The other day she ran full speed into the woven wire fence. Full out sprint. Into the fence. BOOM! She bounced off and backed up to try again. I have seen cows and sheep run full speed into fences but never a pig. They are supposed to be smarter than that. Also the pig goes crazy unless Cooper’s pig is with it. Again, herd mentality is sheep behavior, not pig behavior. So Miles has a pig that acts like a Holstein and Suffolk. Really, honestly, not good.
She (the pig) is crazy. Miles told me his pig is a runner so I said, “Just let her run. Then, when she has worn herself out, work with her.” I did not understand. She is truly crazy. She runs herself into exhaustion. There is no working with her. She sprints to the gate that leads back to her pen like a pig possessed. Seriously possessed. (....reminds me of a New Testament story….. good thing there are no cliffs close by…..)
Sprinting pigs may have a great value in some places but a county fair show ring is not one of them. The pig must learn to walk and it would be really helpful if she learned to walk where she is directed. Generally speaking, pigs are intelligent animals so, usually, pig training is pretty easy. After just a few sessions they are easily directed with tap on the jowl or the hock. Miles’ pig is not a usual pig.

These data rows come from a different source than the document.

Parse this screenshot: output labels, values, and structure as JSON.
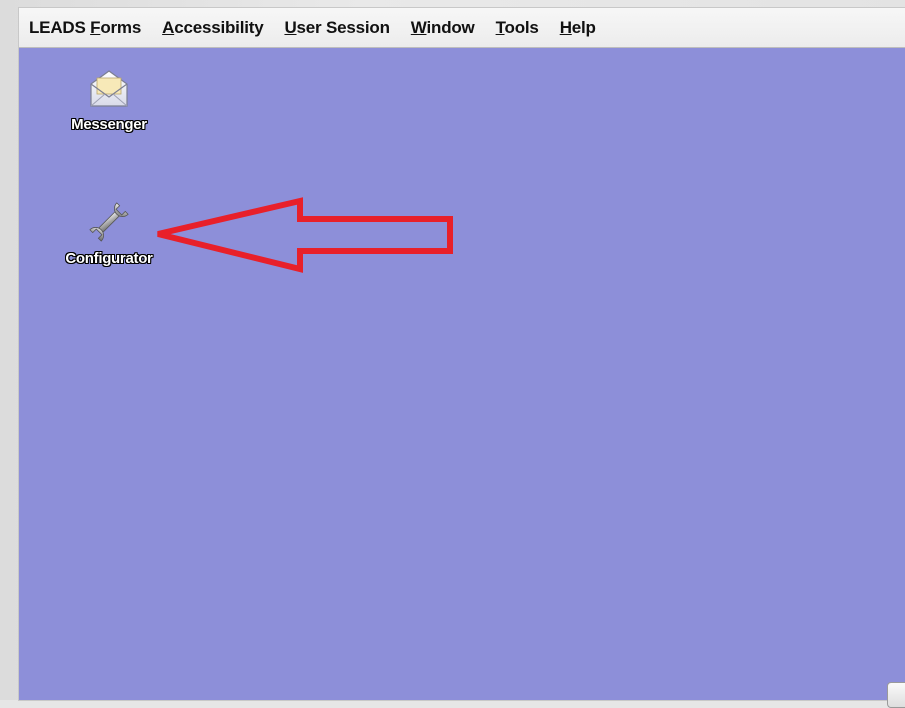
{
  "menubar": {
    "items": [
      {
        "label_pre": "LEADS ",
        "label_u": "F",
        "label_post": "orms"
      },
      {
        "label_pre": "",
        "label_u": "A",
        "label_post": "ccessibility"
      },
      {
        "label_pre": "",
        "label_u": "U",
        "label_post": "ser Session"
      },
      {
        "label_pre": "",
        "label_u": "W",
        "label_post": "indow"
      },
      {
        "label_pre": "",
        "label_u": "T",
        "label_post": "ools"
      },
      {
        "label_pre": "",
        "label_u": "H",
        "label_post": "elp"
      }
    ]
  },
  "desktop": {
    "background": "#8d8fd9",
    "icons": [
      {
        "label": "Messenger",
        "icon": "envelope-icon"
      },
      {
        "label": "Configurator",
        "icon": "wrench-icon"
      }
    ]
  },
  "annotation": {
    "arrow_color": "#e8202a",
    "arrow_direction": "left"
  }
}
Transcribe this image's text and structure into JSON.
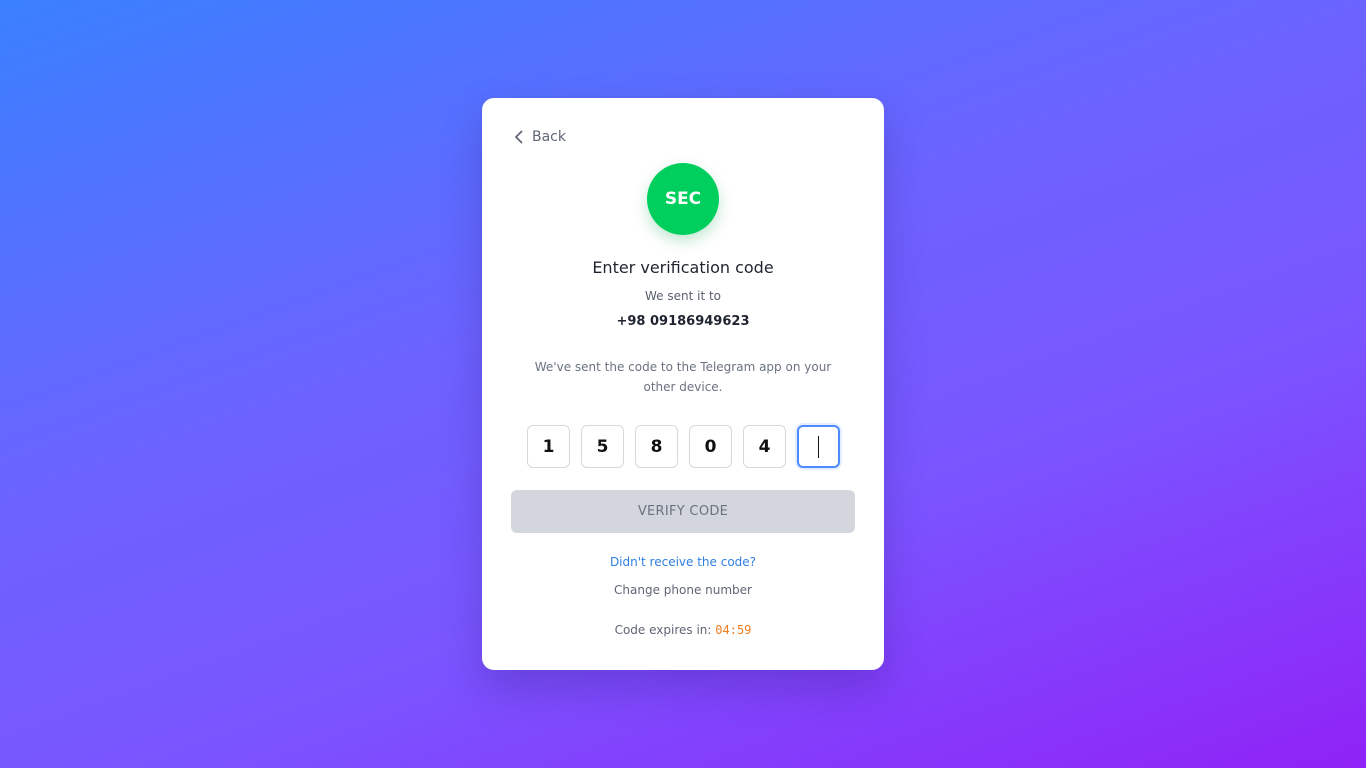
{
  "back": {
    "label": "Back",
    "icon": "chevron-left-icon"
  },
  "logo": {
    "text": "SEC",
    "color": "#00cf5e"
  },
  "title": "Enter verification code",
  "sent_label": "We sent it to",
  "phone": "+98 09186949623",
  "hint": "We've sent the code to the Telegram app on your other device.",
  "code": {
    "digits": [
      "1",
      "5",
      "8",
      "0",
      "4",
      ""
    ],
    "active_index": 5
  },
  "verify_button": {
    "label": "VERIFY CODE",
    "enabled": false
  },
  "resend_link": "Didn't receive the code?",
  "change_link": "Change phone number",
  "expires": {
    "label": "Code expires in:",
    "time": "04:59",
    "color": "#f07d1e"
  },
  "colors": {
    "accent": "#2f7fe0",
    "focus": "#4f8bff"
  }
}
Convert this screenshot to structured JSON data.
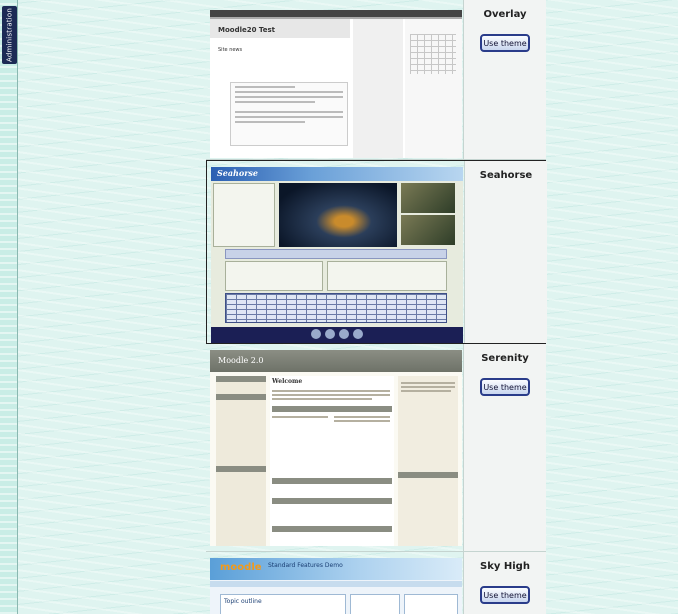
{
  "sidebar": {
    "admin_tab_label": "Administration"
  },
  "themes": [
    {
      "name": "Overlay",
      "button_label": "Use theme",
      "preview": {
        "site_title": "Moodle20 Test",
        "section": "Site news"
      }
    },
    {
      "name": "Seahorse",
      "button_label": "",
      "preview": {
        "logo_text": "Seahorse"
      }
    },
    {
      "name": "Serenity",
      "button_label": "Use theme",
      "preview": {
        "site_title": "Moodle 2.0",
        "welcome": "Welcome"
      }
    },
    {
      "name": "Sky High",
      "button_label": "Use theme",
      "preview": {
        "logo_text": "moodle",
        "site_title": "Standard Features Demo",
        "section": "Topic outline"
      }
    }
  ],
  "colors": {
    "button_border": "#2a3c8a",
    "admin_tab": "#1c2a55"
  }
}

Early morning hours, before the heat of the day hits, are best for pig training. Miles leaves for work early which left me to work with his pig. In our first session, she ran into the fence. During our second session she ran but not into fences. She achieved a new level of stupidity after our third session. After exercising, she wanted to cool off. Seeing that breakfast was soupy, she tried to roll in it. Twice. I chased her away once but no. She came back. Full on tried to roll in her food. Twice.
For two weeks I worked with that dang pig every morning. Initially she just ran around. Then we got to where she did 4 laps around the pasture, each lap interrupted by multiple rebellious side excursions. Last week we did 8 laps; she did not run away from me once. She knows the routine now. She knows that I will relentlessly, persistently, gently, and doggedly pursue her until she does goes around the pasture. Resigned to her fate, she makes her rounds.

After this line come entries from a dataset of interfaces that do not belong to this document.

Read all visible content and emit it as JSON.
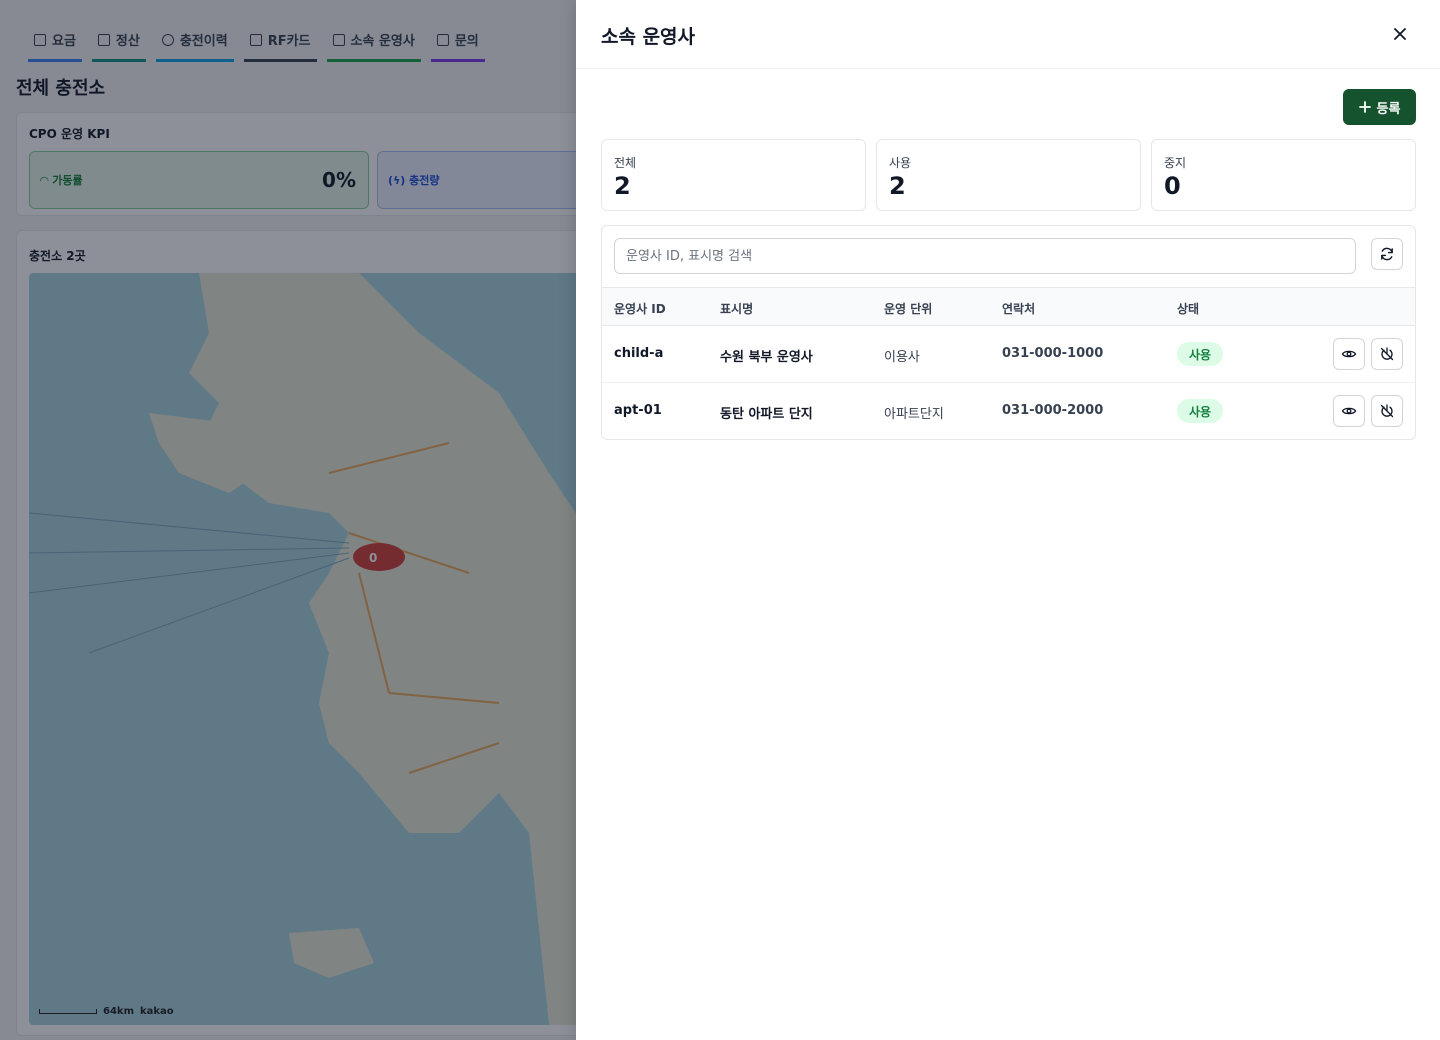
{
  "background": {
    "tabs": [
      {
        "label": "요금"
      },
      {
        "label": "정산"
      },
      {
        "label": "충전이력"
      },
      {
        "label": "RF카드"
      },
      {
        "label": "소속 운영사"
      },
      {
        "label": "문의"
      }
    ],
    "page_title": "전체 충전소",
    "kpi": {
      "title": "CPO 운영 KPI",
      "utilization_label": "가동률",
      "utilization_value": "0%",
      "charge_label": "충전량"
    },
    "map": {
      "title": "충전소 2곳",
      "marker_label": "0",
      "scale_label": "64km",
      "provider": "kakao"
    }
  },
  "drawer": {
    "title": "소속 운영사",
    "register_label": "등록",
    "stats": [
      {
        "label": "전체",
        "value": "2"
      },
      {
        "label": "사용",
        "value": "2"
      },
      {
        "label": "중지",
        "value": "0"
      }
    ],
    "search_placeholder": "운영사 ID, 표시명 검색",
    "columns": {
      "id": "운영사 ID",
      "name": "표시명",
      "unit": "운영 단위",
      "phone": "연락처",
      "status": "상태"
    },
    "rows": [
      {
        "id": "child-a",
        "name": "수원 북부 운영사",
        "unit": "이용사",
        "phone": "031-000-1000",
        "status": "사용"
      },
      {
        "id": "apt-01",
        "name": "동탄 아파트 단지",
        "unit": "아파트단지",
        "phone": "031-000-2000",
        "status": "사용"
      }
    ]
  },
  "colors": {
    "primary": "#14532d",
    "badge_bg": "#dcfce7",
    "badge_text": "#15803d",
    "overlay": "rgba(17,24,39,0.48)"
  }
}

Though she is still totally undirectable and completely willful---she walks around the perimeter of the pasture but will not obey any other directions--I consider the fact that she is walking a victory. I described my victory to Lance and then asked him “Who is more pig-headed, me or the pig?” He refused to answer. I even gave him a hint. “It’s not the pig,” I said. Still he would not answer. He said there was no safe answer to that question…..